Should Hawai‘i’s Minimum Wage Go From $10.10 to $15 an Hour?
Should Hawaiʻi increase the state’s minimum wage from $10.10 an hour to a proposed $15 per hour?
An overwhelming 88% of respondents said no to the question in a poll of members at the National Federation of Independent Business Hawaiʻi.
The small-business association asked members about state and federal issues affecting their right to own, operate and grow their businesses.
On the topic of Hawaiʻi’s minimum wage, only 7% were in support of increasing it to $15 an hour; and 5% were undecided on the issue.
“Hawaiʻi raised its minimum wage to $10.10 an hour just last year,” said Melissa Pavlicek, NFIB Hawaiʻi’s state director. “To do so again, especially by such a huge amount, will almost certainly stall hiring plans, overtime calculations, business expansion and have a ripple effect on other business operations. Hawaiʻi employers have the added expense of complying with the state’s Prepaid Healthcare Act, which should be considered when examining the minimum wage. Raising minimum wage rates shuts the door on younger workers who are looking for their first job opportunity.”
Senate Bill 168, which was introduced on Friday, seeks to increase the minimum wage in Hawaiʻi to $15 beginning in January of 2020, and would allow counties to set their own minimum wage at a rate that is higher than the state minimum wage rate.
Backers of a similar bill last year said an increase would help struggling families and reduce income inequality.
The question was among five included on the 2019 Hawaiʻi state member ballot.
Other questions and member responses included the following:
In light of a recent US Supreme Court ruling, should Hawaiʻi enact legislation promoting public sector union membership?
Do you support legislation requiring employers who do not offer an employer-sponsored retirement plan to offer a Hawaiʻi state-sponsored retirement account for their employees?
Should Hawaiʻi pass legislation that expands crowdsourced funding to public/private infrastructure projects?
Should employees have the right to examine their personnel file upon request?
NFIB is nonprofit, nonpartisan and member-driven.

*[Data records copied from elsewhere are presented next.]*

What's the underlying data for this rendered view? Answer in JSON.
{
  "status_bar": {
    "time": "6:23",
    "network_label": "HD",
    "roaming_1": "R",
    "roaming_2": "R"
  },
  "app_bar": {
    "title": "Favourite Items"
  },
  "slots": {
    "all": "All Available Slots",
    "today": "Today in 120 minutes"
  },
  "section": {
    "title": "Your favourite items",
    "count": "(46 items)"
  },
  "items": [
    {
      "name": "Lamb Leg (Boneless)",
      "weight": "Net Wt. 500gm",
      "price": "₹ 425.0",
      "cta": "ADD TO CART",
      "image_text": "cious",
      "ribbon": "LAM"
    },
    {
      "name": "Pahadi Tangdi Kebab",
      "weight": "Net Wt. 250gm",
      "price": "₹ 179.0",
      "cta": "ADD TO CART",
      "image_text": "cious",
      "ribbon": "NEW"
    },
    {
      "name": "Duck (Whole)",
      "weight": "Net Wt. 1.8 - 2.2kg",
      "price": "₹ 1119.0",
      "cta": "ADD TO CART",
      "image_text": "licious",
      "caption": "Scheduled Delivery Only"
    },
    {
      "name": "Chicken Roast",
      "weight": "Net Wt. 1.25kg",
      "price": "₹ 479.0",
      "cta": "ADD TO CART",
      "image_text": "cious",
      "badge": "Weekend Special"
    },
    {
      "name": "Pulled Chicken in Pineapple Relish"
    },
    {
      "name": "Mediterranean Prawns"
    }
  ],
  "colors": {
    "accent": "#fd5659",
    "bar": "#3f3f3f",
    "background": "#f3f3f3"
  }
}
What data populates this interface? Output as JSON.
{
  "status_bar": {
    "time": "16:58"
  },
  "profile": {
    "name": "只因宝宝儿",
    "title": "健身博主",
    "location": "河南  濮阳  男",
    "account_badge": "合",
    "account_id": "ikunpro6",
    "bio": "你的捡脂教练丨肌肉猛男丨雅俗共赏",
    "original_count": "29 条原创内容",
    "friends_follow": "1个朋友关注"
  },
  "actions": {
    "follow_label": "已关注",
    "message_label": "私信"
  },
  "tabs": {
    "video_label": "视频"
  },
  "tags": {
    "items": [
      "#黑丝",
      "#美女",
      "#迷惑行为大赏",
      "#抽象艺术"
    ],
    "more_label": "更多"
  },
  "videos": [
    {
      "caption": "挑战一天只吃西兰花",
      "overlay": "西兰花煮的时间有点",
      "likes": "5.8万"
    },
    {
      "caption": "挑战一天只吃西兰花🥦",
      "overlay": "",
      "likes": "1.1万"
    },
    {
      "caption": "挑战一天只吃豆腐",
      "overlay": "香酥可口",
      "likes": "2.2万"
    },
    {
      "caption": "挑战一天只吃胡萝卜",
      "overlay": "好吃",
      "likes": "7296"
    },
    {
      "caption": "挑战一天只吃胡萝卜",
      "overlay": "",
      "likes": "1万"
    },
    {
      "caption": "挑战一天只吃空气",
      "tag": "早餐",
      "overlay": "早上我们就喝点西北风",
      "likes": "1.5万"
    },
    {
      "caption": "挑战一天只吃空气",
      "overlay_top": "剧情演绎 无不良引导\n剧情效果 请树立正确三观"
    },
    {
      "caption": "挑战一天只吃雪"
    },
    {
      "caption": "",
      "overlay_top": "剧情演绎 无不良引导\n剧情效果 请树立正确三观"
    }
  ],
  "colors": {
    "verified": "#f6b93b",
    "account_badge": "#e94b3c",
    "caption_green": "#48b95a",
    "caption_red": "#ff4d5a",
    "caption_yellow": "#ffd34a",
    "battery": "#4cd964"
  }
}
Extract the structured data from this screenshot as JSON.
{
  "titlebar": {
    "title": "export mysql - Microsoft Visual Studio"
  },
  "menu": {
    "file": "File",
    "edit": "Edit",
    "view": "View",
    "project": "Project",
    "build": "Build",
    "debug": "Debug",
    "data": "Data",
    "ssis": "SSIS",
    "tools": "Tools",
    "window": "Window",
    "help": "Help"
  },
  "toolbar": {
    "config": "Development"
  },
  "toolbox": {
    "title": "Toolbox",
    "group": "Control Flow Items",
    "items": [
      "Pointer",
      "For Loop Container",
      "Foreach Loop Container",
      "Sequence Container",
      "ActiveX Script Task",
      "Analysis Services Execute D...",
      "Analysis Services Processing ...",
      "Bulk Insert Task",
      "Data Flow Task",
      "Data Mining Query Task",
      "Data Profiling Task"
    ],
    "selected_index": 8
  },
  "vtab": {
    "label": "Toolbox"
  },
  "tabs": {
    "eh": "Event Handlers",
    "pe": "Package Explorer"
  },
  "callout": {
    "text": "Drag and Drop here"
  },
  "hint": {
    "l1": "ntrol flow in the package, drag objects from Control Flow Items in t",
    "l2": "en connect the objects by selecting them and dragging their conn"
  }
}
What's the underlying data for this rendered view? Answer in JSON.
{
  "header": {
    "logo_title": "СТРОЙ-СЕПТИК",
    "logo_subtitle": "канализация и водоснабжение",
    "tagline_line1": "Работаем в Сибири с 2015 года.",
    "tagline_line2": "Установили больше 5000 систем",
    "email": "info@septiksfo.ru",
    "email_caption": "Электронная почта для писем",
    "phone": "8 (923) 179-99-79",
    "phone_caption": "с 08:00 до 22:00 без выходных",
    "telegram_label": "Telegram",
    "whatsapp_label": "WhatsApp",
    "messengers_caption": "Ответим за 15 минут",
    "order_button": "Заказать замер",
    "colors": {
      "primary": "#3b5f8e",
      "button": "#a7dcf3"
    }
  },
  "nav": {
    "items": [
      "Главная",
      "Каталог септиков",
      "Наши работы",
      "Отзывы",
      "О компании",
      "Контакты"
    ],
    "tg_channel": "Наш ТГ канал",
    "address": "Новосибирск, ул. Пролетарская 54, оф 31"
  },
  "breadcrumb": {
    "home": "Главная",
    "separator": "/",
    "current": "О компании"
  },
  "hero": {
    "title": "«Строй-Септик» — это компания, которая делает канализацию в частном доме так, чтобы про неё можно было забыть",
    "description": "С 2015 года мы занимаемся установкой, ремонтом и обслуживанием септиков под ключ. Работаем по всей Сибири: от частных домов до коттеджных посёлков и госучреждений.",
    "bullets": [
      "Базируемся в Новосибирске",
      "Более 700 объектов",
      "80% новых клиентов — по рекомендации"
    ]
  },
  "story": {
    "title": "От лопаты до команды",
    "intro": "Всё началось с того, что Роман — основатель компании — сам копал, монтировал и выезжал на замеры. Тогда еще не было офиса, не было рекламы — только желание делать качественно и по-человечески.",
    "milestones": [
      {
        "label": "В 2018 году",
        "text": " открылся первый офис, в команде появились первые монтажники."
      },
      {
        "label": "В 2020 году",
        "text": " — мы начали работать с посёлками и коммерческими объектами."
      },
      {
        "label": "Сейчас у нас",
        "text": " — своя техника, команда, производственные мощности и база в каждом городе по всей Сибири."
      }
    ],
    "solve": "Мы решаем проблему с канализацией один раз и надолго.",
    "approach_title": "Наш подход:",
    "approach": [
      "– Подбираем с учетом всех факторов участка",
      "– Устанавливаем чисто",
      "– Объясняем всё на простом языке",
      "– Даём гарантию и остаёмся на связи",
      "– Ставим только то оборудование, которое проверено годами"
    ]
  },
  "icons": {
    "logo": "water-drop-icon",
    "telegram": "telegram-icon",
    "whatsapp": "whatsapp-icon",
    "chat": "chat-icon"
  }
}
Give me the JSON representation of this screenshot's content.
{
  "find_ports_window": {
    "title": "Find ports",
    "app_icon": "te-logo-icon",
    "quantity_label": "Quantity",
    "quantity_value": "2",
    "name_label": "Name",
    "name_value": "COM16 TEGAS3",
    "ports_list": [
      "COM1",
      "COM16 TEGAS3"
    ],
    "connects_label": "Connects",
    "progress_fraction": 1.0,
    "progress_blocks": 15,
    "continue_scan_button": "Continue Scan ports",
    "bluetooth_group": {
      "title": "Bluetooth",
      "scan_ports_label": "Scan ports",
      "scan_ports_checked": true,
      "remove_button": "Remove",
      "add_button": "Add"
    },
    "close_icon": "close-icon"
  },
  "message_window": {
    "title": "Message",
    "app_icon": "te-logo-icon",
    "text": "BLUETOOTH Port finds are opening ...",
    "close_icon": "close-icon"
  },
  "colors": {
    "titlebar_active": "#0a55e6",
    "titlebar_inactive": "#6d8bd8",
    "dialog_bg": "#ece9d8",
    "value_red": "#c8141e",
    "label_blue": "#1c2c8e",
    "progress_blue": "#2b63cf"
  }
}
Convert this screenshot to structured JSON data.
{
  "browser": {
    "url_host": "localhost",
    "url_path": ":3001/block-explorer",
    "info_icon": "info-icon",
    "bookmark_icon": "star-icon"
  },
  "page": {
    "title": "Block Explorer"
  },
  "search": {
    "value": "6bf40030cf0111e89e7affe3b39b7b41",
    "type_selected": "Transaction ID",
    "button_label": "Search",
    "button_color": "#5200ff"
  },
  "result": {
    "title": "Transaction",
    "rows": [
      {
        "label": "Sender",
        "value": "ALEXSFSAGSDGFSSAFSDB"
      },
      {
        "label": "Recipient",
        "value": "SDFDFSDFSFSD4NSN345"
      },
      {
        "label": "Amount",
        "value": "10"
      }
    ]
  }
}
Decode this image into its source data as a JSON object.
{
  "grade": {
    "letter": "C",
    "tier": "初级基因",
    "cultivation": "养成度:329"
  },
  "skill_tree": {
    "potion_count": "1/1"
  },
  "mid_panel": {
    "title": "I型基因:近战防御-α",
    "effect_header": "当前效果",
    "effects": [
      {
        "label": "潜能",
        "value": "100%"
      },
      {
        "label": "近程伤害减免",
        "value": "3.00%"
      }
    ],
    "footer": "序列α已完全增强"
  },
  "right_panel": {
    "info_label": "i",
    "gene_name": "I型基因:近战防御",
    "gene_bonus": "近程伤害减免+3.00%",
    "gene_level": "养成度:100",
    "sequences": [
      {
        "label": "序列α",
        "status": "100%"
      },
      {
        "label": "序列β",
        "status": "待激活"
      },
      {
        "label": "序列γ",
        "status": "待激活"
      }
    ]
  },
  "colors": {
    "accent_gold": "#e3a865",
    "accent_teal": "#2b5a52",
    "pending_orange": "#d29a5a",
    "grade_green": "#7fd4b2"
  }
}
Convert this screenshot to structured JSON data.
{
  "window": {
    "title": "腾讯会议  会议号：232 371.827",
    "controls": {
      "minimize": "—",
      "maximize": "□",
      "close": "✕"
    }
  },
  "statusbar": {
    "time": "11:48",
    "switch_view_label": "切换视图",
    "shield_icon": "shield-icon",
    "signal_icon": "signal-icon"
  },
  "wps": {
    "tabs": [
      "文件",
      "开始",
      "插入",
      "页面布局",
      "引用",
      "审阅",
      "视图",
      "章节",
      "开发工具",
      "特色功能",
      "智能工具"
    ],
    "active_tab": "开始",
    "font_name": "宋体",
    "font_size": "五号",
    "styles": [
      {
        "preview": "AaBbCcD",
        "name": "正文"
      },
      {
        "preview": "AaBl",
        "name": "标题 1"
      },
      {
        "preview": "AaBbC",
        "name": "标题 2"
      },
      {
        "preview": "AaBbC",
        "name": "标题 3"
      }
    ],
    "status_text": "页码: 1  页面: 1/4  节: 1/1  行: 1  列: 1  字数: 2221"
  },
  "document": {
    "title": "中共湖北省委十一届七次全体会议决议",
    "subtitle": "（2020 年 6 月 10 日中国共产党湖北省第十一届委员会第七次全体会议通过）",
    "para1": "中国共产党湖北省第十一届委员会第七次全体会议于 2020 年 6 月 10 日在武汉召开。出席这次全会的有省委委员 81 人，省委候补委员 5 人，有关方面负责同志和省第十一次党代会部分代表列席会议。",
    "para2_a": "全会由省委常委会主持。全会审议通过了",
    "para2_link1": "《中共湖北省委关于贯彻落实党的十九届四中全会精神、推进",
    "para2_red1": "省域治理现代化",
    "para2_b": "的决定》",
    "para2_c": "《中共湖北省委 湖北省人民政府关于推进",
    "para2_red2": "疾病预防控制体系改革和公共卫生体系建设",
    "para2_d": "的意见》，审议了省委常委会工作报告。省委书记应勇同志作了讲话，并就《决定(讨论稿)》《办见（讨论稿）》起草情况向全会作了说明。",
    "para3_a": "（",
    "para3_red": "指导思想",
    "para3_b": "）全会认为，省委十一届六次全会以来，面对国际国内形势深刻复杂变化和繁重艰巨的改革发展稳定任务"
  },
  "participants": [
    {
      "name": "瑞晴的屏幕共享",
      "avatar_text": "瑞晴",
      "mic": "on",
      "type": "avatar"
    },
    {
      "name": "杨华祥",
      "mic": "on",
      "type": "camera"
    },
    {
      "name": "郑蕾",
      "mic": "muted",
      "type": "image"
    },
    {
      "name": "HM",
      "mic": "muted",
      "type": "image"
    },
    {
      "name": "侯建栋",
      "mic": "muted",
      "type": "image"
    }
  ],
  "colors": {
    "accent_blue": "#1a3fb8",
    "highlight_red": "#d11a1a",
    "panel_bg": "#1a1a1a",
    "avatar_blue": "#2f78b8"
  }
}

It is exclusively dedicated to small and independent businesses.